Roy was born in New Hampshire and received his formal study at the Chicago Academy of Fine Art and the Art Center School of Los Angeles. He joined the ranks of professional illustrators in New York and Chicago where he attained the highest recognition in the field. He credits that experience of more than thirty years with his insatiable desire and profound ability to research a wide and varied range of subject matter. As one of the top illustrators in America, he has produced work for the U. S. Postal Service, many major corporations and prestigious publications such as National Geographic and Time magazines.
Eventually Roy decided to move West and be free to paint subject matter of his own choice. His interest in Native American subject matter began at the Field Museum of Natural History in Chicago when, as a young boy, he discovered cases of labeled Indian artifacts and the vast collection made a lasting impression. Roy says the light in the West vibrates in a different manner; it is brilliant, different, raw. His canvases are dominated by the real drama of the American West. He has found true contentment in the West, residing in both Arizona and now Texas.
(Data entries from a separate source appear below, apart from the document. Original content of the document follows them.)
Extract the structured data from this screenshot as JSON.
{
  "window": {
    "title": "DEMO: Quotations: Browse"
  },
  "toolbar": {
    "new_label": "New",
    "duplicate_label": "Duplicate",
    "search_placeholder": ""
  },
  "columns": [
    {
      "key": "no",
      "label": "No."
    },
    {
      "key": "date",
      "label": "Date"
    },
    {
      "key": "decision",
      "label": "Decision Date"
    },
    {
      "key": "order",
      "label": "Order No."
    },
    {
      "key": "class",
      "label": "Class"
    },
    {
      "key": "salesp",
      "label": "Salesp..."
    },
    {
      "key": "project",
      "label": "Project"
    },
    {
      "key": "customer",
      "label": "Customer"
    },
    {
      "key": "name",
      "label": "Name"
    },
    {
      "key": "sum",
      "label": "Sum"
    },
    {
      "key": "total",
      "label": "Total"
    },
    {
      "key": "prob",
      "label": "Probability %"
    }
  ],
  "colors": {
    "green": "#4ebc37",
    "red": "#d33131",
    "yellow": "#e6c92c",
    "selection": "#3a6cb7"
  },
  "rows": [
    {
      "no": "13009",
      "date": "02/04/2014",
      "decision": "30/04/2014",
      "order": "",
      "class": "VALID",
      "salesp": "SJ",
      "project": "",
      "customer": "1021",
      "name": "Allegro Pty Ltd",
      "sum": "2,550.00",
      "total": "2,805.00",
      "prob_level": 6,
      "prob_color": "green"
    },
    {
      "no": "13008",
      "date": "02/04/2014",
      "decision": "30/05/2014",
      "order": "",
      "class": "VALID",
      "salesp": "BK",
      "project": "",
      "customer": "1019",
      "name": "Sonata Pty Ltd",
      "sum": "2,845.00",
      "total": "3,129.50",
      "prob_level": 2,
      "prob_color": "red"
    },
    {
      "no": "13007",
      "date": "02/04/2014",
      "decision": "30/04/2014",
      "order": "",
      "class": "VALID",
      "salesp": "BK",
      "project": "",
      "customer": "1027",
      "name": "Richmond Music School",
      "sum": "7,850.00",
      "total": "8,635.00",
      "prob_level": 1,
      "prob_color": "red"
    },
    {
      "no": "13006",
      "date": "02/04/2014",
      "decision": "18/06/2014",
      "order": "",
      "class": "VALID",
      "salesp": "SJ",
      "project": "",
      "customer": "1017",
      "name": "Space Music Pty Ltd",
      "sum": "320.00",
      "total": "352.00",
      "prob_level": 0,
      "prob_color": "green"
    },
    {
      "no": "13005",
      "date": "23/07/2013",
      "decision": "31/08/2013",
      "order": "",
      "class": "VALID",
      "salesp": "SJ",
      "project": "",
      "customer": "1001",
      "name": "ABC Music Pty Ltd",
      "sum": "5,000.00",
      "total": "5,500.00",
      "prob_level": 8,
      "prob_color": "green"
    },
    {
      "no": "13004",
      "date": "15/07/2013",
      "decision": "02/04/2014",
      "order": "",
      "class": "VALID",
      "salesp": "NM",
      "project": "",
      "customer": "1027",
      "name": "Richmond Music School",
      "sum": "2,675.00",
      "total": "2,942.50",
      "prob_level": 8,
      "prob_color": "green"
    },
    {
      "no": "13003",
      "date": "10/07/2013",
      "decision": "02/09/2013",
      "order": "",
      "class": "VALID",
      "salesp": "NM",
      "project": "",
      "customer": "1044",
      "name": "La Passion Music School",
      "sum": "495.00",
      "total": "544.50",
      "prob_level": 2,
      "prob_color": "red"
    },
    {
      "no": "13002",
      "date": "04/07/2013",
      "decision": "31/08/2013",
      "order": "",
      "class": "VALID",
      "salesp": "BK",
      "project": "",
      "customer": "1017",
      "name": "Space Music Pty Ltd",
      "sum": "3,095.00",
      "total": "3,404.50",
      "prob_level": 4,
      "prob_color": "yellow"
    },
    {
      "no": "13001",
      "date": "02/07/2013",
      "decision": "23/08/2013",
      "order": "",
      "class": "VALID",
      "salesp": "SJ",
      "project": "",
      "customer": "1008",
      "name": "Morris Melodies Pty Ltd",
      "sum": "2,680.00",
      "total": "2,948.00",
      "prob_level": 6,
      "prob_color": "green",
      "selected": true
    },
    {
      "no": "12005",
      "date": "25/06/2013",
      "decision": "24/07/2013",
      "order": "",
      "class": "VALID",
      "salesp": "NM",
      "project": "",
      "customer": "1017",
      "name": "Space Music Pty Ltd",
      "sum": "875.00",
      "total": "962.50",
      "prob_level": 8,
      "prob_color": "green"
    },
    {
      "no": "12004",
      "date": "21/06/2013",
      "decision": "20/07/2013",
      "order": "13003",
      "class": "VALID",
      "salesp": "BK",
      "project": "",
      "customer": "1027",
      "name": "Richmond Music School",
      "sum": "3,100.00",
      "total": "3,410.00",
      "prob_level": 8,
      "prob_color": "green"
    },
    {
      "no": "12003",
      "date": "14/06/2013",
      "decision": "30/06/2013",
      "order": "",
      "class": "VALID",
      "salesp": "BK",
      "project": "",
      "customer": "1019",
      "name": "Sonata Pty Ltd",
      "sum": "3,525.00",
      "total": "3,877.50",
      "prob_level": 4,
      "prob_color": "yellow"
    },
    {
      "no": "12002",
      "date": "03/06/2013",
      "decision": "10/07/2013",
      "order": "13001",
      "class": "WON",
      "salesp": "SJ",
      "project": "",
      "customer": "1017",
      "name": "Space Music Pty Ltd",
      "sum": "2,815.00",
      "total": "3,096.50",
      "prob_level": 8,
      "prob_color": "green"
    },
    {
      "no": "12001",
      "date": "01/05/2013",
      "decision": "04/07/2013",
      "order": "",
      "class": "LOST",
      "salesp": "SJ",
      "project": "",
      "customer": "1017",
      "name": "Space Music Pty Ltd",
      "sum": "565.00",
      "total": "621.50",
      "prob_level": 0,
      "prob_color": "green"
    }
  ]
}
Among his many awards, Roy has won quite a few silver and gold medals at the Cowboy Artists of America Show. He has seven paintings on display at the Smithsonian Institute’s National Portrait Gallery in Washington D. C. He has produced murals for the National Park Service, including a group thereof for the Pecos National Monument in New Mexico and for the Royal Saudi Arabia Naval Headquarters. Roy has been profiled in numerous art publications. Roy says his work is a celebration of the things he loves and that he is a storyteller and he needs to speak – “I want to have my art say what I believe in a beautiful way.”